Synopsis: Blowing Bubbles on the Nanoscale

Scientists have now developed a new controlled method to superheat liquids and induce the formation of bubbles in a nanoscale container.

Whether they form in ice-cold champagne or hot molten iron, bubbles represent a nucleation phenomenon that (in the case of the hot iron) can lead to a phase transition from a liquid to a vapor. Understanding how the bubble nucleation is affected by confinement could be useful for applications in chemistry, microfluidics, and electronics, as well as fundamental studies of phase transitions. Jene Golovchenko, at Harvard University, and collaborators now report a way to reproducibly create bubbles in liquid confined within a solid-state nanopore—the smallest container in which bubble formation has been observed.

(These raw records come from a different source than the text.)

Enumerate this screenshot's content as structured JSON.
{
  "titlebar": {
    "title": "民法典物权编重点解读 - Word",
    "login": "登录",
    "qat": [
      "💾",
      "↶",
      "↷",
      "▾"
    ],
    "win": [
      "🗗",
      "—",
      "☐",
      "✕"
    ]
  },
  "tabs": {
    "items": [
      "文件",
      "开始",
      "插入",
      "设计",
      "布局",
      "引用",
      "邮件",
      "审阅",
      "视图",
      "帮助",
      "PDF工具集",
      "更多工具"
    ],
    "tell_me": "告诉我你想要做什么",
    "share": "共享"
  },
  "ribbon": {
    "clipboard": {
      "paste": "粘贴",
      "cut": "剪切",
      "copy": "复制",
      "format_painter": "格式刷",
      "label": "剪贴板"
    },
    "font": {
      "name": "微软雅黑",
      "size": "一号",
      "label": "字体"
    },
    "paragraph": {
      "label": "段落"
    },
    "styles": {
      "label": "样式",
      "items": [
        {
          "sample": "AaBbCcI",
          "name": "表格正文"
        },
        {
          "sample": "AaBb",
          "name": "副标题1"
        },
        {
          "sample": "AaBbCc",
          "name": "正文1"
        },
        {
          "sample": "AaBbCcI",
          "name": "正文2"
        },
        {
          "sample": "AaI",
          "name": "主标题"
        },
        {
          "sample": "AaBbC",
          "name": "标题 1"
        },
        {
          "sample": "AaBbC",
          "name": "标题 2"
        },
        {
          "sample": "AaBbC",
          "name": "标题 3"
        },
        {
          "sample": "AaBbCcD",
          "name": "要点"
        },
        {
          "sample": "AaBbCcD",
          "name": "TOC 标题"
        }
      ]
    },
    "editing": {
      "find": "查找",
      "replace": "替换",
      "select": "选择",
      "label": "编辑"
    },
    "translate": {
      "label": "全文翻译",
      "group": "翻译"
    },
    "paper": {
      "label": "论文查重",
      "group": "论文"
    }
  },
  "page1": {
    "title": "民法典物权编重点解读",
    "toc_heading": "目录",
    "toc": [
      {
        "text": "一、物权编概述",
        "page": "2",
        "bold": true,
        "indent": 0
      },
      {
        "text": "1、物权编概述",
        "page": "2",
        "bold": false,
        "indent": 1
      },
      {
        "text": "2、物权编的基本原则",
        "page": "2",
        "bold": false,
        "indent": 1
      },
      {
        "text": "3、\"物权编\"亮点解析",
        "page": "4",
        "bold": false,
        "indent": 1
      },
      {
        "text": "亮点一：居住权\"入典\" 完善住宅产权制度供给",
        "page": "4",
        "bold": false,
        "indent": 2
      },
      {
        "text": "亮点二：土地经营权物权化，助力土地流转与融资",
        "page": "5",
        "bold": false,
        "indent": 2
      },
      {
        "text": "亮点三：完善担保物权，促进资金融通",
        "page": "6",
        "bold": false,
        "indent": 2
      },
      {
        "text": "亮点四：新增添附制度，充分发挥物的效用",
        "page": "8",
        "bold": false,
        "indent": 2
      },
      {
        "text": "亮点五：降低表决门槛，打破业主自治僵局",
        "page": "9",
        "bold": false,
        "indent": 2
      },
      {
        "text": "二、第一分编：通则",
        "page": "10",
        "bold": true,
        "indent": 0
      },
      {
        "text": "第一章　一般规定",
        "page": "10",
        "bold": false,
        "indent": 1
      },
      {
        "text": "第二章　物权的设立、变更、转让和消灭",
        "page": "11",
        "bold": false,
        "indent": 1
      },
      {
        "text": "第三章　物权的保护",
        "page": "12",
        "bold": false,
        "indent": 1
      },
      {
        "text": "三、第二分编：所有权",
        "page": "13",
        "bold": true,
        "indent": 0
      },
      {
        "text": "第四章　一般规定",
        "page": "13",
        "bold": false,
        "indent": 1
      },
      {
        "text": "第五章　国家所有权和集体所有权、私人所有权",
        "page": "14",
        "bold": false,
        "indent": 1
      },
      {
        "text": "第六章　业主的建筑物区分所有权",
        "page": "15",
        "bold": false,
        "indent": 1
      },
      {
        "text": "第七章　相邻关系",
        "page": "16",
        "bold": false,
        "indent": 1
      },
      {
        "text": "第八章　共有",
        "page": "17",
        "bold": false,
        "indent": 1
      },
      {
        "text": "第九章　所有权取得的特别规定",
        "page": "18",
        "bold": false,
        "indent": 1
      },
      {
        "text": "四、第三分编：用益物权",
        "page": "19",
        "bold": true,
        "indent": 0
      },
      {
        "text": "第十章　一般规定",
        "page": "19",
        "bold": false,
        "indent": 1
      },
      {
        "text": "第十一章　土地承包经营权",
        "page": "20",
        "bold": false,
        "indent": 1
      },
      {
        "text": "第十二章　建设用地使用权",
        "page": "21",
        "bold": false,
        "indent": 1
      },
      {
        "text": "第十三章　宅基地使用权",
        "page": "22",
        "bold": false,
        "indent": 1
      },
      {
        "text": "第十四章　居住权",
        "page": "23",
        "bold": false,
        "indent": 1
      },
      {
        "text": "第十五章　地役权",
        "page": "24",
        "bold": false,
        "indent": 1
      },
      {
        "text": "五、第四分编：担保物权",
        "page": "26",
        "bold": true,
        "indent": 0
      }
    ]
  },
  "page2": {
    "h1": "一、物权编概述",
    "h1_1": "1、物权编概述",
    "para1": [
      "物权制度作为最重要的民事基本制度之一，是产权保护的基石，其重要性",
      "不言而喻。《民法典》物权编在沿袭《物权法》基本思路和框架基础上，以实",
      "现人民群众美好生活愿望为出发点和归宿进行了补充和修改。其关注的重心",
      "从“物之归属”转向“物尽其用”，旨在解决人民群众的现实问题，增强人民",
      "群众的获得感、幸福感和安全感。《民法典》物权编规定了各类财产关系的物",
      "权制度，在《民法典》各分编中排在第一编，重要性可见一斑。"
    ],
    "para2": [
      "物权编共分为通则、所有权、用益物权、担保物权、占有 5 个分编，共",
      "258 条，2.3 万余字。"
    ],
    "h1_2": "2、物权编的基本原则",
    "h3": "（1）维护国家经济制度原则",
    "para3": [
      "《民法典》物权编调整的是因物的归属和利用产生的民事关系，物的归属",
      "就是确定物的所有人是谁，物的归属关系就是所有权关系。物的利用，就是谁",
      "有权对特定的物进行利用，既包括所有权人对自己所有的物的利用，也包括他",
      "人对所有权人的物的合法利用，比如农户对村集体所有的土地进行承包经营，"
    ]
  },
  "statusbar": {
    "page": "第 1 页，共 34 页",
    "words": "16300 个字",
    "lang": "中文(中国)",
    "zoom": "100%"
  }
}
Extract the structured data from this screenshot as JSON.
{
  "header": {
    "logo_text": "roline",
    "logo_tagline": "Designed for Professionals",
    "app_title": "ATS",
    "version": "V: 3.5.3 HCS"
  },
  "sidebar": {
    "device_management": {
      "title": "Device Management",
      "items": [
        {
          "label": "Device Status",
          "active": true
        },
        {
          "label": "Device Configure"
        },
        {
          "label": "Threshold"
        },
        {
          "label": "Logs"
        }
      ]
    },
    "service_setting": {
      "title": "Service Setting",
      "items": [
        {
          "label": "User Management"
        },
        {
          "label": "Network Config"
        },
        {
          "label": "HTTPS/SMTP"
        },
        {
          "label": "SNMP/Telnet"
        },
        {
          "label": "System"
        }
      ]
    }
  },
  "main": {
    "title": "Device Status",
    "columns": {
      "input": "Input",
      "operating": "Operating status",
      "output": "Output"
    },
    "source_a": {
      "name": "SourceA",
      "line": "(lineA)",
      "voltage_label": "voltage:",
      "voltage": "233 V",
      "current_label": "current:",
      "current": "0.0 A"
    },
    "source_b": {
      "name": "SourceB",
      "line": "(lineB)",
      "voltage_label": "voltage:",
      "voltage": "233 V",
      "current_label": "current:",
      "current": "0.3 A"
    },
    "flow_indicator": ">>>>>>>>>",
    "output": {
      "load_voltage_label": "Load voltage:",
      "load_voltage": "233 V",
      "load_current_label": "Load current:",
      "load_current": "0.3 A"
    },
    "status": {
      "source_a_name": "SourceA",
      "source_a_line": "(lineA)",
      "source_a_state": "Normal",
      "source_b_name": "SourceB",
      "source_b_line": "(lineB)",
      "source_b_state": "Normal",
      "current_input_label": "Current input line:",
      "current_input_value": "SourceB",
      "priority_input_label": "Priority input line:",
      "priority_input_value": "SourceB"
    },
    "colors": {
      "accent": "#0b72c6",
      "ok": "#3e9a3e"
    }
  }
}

Solid-state nanopores are tiny holes punctured into an insulating membrane. Golovchenko and his colleagues immersed a silicon-nitride membrane containing a nanopore in a sodium-chloride solution and applied a modest voltage across the membrane to drive an ionic current through the pore. The current rapidly heated the liquid in the nanopore to temperatures 200C above its normal boiling point, causing single bubbles of vapor to homogeneously nucleate at the center of the pore.

The researchers used both electronic and optical probes to monitor the bubbles’ nucleation, growth, and collapse. The bubbles were excited in streams, with each bubble lasting around 16 nanoseconds before the next formed 120 nanoseconds later, consistent with models of how heat drives bubble formation on the nanoscale. Inducing bubble nucleation in a controlled manner may be useful for applications such as building bubble “lenses” to bend light and achieve super-resolution imaging. – Katherine Kornei


Features

More Features »

Announcements

More Announcements »

Subject Areas

Fluid Dynamics

Previous Synopsis

Atomic and Molecular Physics

Simple Molecules for Accurate Clocks

Read More »

Next Synopsis

Atomic and Molecular Physics

Bose-Einstein Condensates for Gamma-Ray Lasers

Read More »

Related Articles

Synopsis: Transition to Superlubricity in 2D
Fluid Dynamics

Synopsis: Transition to Superlubricity in 2D

Studying particles sliding over a 2D potential lattice, researchers have observed a phase transition between a frictional regime and a frictionless, “superlubric” regime Read More »

Viewpoint: Polymers Reduce Drag More than Expected
Fluid Dynamics

Viewpoint: Polymers Reduce Drag More than Expected

Adding polymer to a liquid was thought to reduce drag only up to a point, but new experiments have found exceptions to the usual limit. Read More »

Viewpoint: Intermittent Turbulence in a Global Ocean Model
Geophysics

Viewpoint: Intermittent Turbulence in a Global Ocean Model

A large-scale model of ocean dynamics finds intermittent behavior that may have implications for how the ocean’s energy budget is assessed. Read More »

More Articles